_Your instructions:_ For each line below that holds "with", return the line as it stands.

Component data from apps and pages
-- Opening Marker --
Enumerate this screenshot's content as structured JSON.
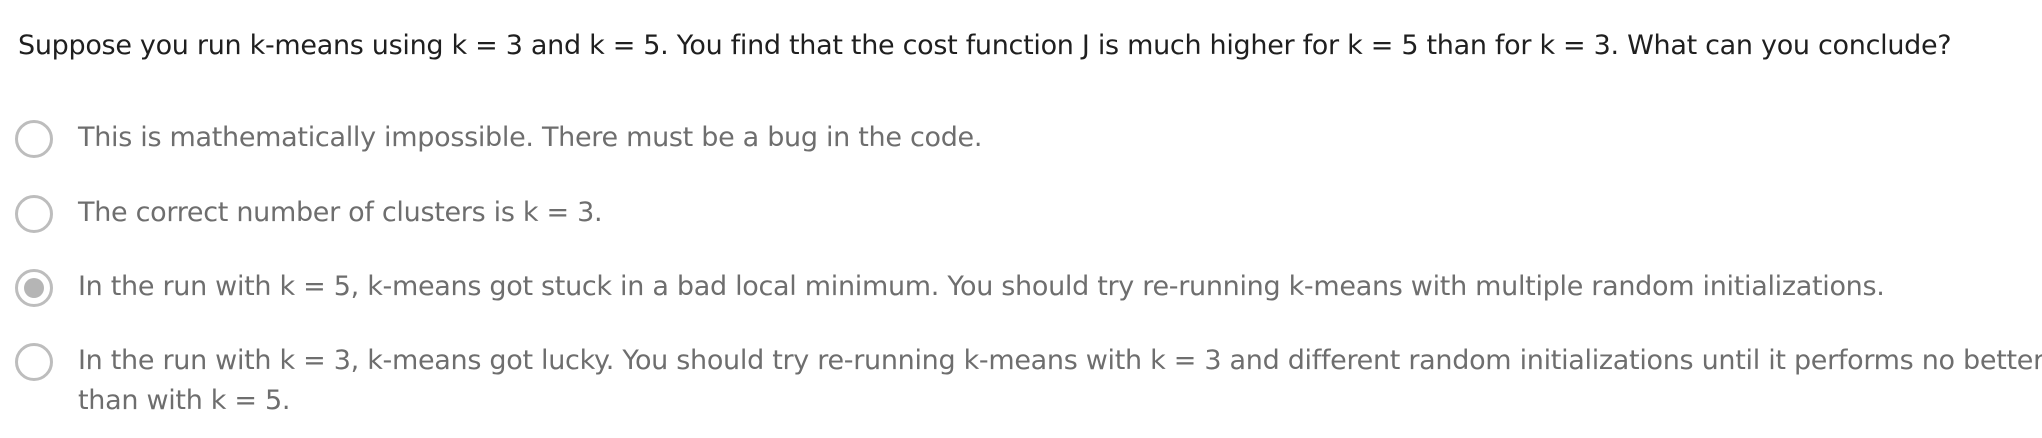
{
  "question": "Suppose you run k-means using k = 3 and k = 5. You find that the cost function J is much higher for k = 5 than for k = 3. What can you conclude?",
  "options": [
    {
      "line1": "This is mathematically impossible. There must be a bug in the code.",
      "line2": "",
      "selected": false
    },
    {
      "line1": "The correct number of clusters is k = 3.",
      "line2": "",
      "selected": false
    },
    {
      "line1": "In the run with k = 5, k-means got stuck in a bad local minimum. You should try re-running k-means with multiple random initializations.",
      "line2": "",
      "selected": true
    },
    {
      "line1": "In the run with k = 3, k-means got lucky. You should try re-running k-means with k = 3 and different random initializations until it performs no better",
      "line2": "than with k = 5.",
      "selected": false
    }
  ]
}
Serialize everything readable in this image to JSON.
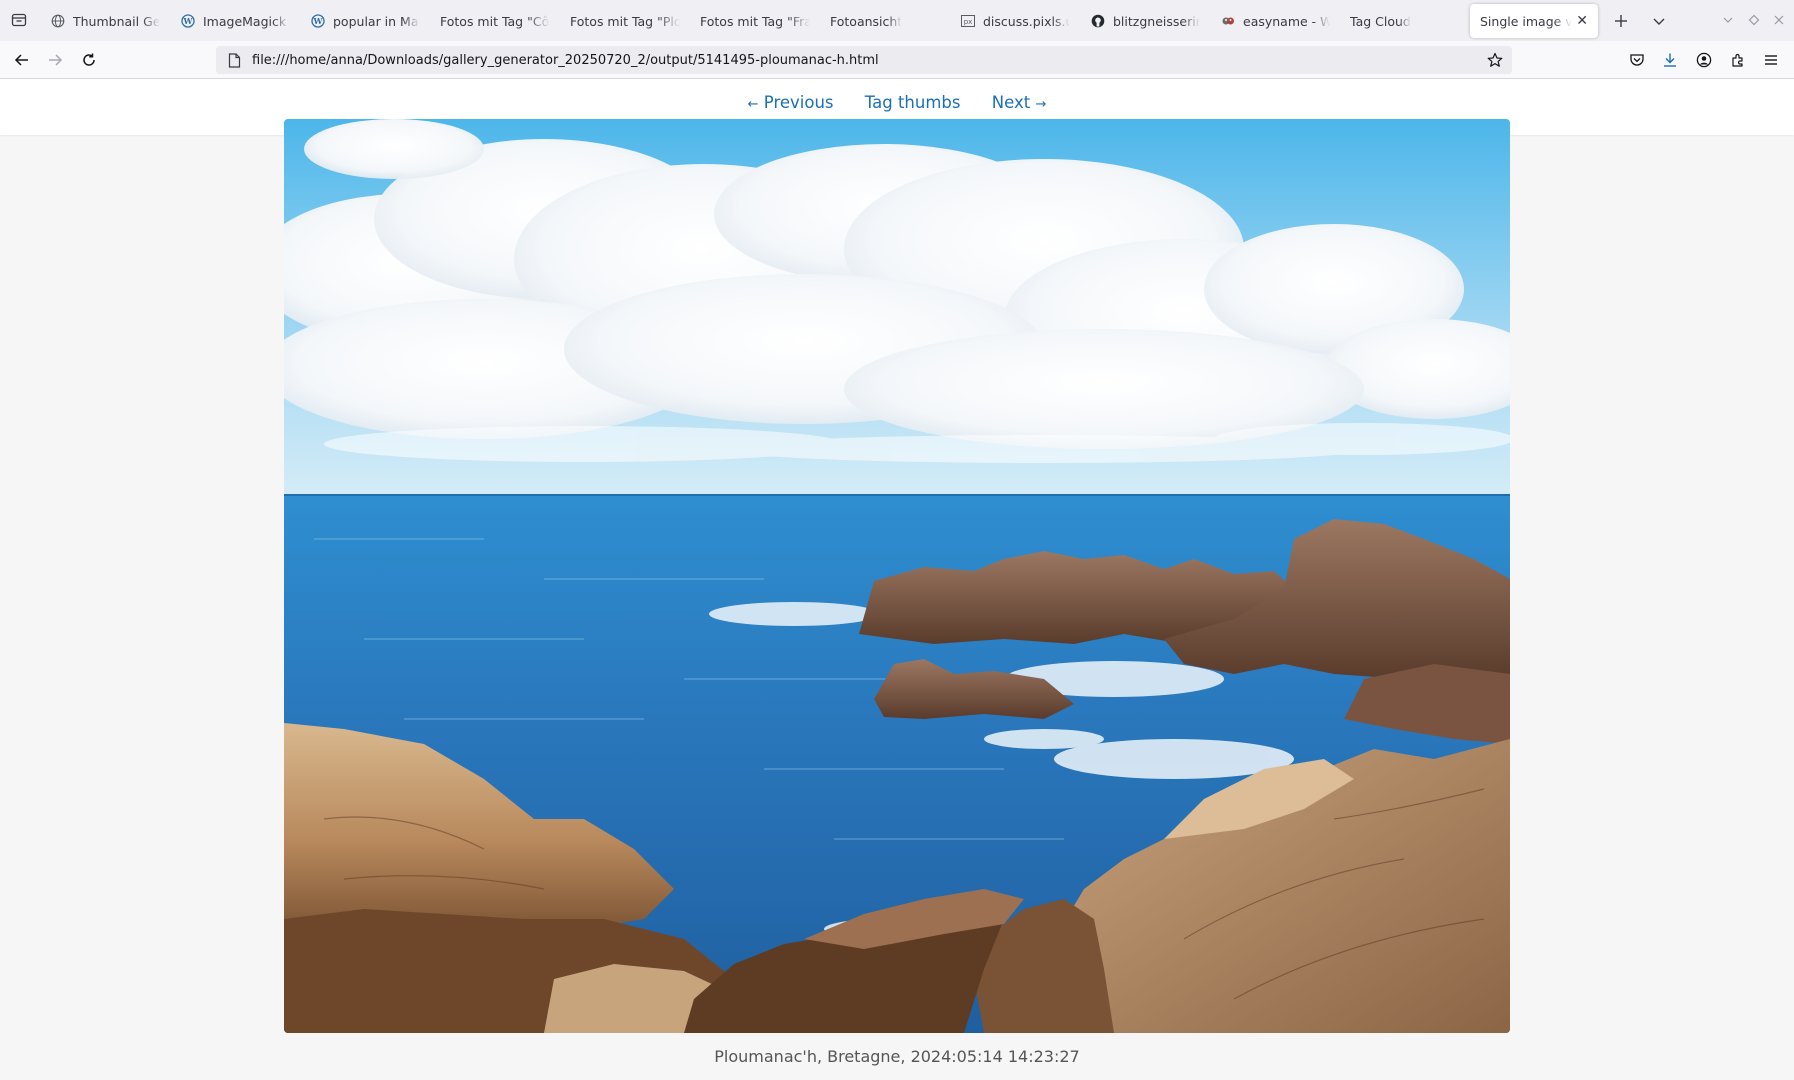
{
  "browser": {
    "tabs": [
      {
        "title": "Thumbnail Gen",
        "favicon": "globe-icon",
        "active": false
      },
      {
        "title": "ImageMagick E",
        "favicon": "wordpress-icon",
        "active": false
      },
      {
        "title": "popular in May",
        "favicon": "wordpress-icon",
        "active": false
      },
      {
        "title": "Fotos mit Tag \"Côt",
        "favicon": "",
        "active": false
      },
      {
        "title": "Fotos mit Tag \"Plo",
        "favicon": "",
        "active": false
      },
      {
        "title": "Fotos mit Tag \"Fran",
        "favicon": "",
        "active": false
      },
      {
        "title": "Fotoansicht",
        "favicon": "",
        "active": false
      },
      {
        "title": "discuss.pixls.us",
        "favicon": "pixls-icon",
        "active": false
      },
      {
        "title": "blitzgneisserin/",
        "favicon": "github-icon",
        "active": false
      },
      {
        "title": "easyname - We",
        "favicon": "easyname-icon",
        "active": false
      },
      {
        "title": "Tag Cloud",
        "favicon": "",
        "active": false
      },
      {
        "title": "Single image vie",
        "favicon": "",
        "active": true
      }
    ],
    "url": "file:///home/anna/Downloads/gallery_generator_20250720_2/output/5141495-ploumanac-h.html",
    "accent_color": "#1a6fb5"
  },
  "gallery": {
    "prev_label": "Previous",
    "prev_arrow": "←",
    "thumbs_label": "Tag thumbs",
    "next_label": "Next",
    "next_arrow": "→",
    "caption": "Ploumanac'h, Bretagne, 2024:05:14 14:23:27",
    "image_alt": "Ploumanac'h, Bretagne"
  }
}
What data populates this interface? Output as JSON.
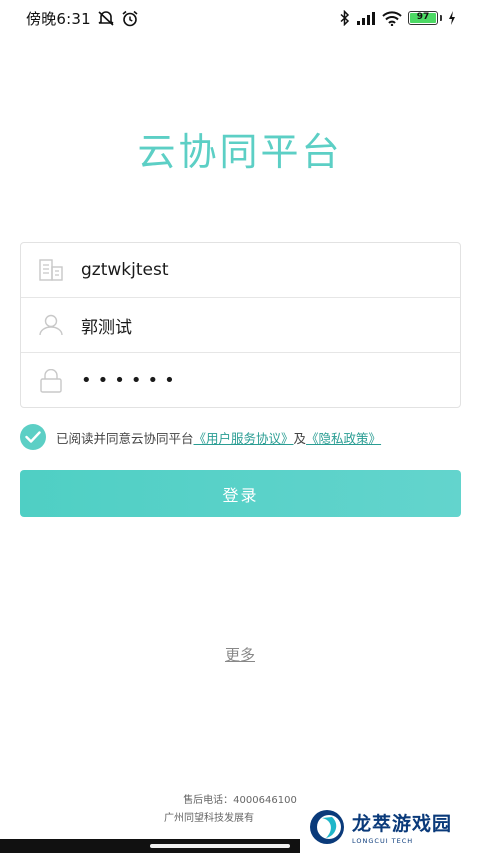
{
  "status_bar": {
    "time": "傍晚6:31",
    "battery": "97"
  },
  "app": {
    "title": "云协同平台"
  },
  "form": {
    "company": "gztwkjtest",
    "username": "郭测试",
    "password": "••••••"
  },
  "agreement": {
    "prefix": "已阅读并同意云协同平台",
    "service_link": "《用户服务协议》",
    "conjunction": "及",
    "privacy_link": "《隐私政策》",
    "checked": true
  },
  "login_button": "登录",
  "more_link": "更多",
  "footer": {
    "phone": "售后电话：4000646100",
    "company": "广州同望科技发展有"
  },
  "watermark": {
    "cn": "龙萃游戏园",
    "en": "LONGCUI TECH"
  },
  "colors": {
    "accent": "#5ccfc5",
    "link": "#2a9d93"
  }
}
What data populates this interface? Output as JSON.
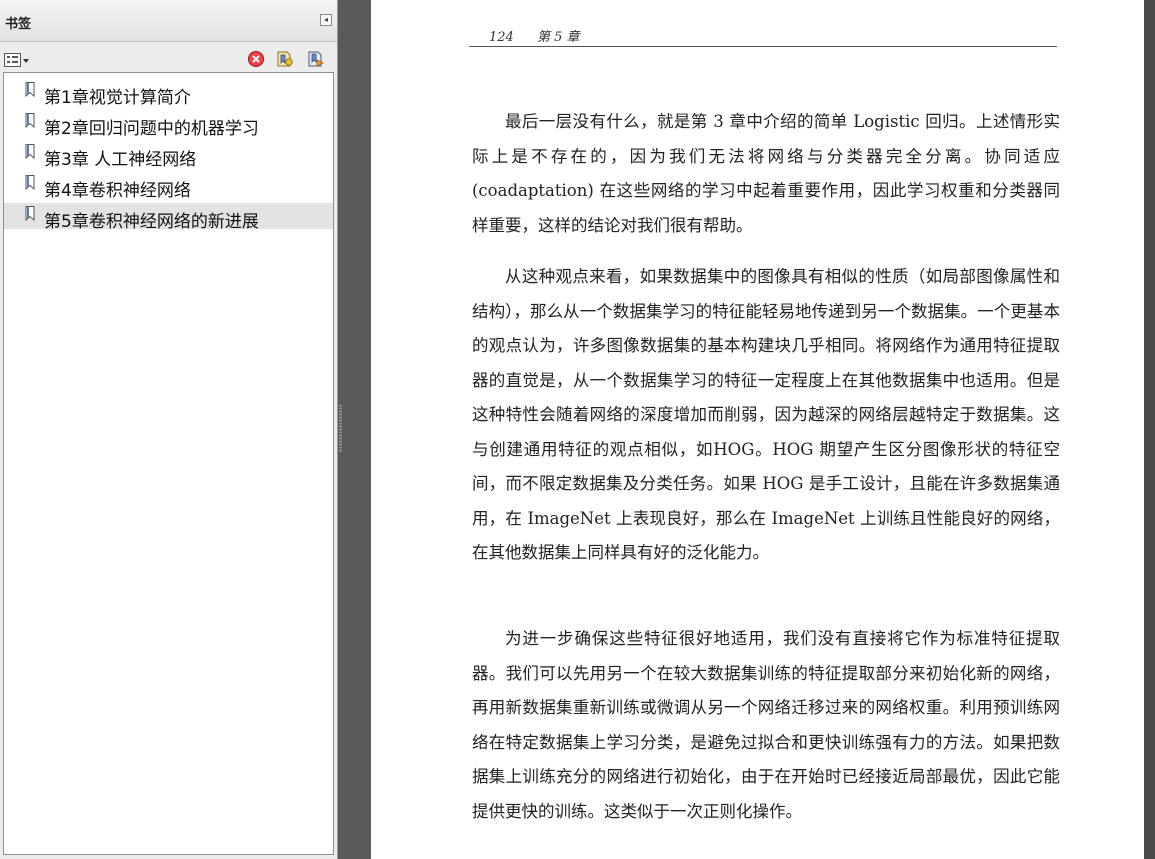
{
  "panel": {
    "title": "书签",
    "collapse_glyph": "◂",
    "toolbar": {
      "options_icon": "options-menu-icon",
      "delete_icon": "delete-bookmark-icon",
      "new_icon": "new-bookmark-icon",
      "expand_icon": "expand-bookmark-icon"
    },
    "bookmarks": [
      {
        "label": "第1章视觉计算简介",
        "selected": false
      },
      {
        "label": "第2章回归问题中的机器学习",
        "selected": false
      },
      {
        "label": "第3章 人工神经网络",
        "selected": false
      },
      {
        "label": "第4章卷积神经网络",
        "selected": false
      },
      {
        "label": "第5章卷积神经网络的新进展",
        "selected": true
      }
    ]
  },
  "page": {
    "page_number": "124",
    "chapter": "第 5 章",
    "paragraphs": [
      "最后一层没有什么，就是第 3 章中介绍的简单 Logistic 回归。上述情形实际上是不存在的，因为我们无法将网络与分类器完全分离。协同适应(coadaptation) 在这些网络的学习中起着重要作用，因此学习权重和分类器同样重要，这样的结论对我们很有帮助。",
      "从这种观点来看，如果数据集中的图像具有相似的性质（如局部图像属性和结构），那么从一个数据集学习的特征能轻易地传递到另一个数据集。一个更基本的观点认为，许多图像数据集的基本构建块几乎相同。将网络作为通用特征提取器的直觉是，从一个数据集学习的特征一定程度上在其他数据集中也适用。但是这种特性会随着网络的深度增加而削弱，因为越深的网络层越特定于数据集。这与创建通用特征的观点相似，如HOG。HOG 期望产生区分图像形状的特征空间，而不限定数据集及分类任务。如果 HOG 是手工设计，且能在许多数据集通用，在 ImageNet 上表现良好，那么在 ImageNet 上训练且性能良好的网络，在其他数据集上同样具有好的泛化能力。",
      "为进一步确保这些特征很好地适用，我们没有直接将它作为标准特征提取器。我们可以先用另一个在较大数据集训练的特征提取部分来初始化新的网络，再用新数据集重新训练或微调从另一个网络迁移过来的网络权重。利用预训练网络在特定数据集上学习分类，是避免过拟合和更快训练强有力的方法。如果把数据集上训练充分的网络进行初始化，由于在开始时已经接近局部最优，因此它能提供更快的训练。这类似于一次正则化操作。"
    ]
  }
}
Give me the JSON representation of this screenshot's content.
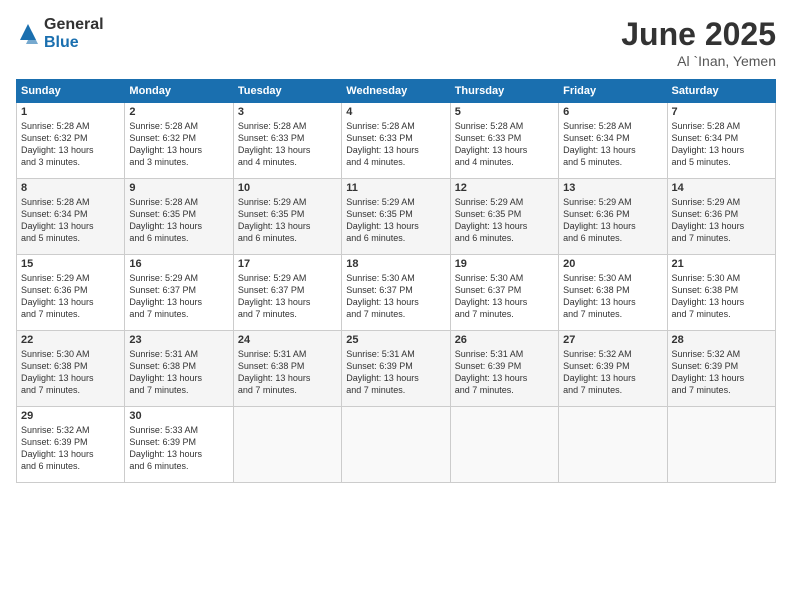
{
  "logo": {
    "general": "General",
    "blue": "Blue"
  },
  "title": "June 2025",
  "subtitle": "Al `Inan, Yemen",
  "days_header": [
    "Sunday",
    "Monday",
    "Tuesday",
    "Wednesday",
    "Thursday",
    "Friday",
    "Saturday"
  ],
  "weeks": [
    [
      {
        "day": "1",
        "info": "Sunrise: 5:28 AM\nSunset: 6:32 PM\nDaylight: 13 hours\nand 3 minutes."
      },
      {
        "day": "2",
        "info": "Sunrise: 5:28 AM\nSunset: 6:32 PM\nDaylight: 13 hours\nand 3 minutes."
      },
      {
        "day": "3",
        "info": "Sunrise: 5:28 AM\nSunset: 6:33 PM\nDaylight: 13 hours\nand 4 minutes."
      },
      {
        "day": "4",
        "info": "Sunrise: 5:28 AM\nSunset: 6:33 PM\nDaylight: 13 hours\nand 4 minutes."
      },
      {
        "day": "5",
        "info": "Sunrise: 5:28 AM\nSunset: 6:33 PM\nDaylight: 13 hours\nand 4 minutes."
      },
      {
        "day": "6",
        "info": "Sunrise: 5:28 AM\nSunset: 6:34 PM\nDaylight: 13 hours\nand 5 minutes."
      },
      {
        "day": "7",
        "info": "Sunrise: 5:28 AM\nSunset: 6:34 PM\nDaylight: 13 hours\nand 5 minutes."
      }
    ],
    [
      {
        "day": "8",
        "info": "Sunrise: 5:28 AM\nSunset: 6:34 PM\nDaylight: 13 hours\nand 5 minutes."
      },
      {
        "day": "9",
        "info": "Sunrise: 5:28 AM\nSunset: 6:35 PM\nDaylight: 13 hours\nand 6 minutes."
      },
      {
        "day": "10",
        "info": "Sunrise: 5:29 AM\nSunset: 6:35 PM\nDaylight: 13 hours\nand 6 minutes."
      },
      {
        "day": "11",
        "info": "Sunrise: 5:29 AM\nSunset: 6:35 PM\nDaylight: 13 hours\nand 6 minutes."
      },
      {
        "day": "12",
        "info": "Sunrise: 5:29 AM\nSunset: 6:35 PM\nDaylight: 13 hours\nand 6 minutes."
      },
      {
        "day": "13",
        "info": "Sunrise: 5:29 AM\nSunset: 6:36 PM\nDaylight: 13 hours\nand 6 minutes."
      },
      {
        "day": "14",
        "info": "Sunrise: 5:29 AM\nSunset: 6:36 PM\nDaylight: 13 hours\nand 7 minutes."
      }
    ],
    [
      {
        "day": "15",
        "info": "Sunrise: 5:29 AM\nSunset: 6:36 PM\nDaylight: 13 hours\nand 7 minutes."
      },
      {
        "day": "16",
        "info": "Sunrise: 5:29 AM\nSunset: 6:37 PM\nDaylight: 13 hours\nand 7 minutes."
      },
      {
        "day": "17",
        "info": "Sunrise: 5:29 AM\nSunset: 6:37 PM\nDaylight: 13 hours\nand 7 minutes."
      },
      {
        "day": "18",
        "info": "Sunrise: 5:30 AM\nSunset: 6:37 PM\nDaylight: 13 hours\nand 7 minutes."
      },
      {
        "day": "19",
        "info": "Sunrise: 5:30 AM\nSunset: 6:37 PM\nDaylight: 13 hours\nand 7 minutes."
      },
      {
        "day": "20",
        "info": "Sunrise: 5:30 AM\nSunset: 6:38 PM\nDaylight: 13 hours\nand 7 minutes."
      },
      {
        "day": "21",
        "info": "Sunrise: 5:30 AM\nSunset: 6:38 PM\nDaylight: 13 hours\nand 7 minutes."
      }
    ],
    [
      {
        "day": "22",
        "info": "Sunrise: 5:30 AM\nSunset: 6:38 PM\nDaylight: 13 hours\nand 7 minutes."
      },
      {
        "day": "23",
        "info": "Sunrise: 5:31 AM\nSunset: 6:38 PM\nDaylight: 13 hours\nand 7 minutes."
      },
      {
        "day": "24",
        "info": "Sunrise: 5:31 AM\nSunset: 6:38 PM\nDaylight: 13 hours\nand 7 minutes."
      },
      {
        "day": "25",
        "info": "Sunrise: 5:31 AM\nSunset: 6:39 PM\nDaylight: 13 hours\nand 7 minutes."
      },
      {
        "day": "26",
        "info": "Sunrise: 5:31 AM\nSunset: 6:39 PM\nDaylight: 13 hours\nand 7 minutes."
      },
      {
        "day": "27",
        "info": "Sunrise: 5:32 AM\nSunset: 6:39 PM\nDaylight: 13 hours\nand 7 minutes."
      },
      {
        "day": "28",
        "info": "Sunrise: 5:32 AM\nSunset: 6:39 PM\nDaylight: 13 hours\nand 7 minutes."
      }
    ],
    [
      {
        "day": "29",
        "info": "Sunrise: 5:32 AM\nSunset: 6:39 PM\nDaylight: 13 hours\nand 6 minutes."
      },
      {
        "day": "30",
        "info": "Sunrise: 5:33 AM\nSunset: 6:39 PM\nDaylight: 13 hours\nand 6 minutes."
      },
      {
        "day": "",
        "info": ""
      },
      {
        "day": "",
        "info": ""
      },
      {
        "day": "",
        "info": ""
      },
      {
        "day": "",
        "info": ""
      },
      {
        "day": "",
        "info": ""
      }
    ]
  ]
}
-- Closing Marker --
_The completed task:_
      "line1": "In the run with k = 5, k-means got stuck in a bad local minimum. You should try re-running k-means with multiple random initializations.",
      "line1": "In the run with k = 3, k-means got lucky. You should try re-running k-means with k = 3 and different random initializations until it performs no better",
      "line2": "than with k = 5.",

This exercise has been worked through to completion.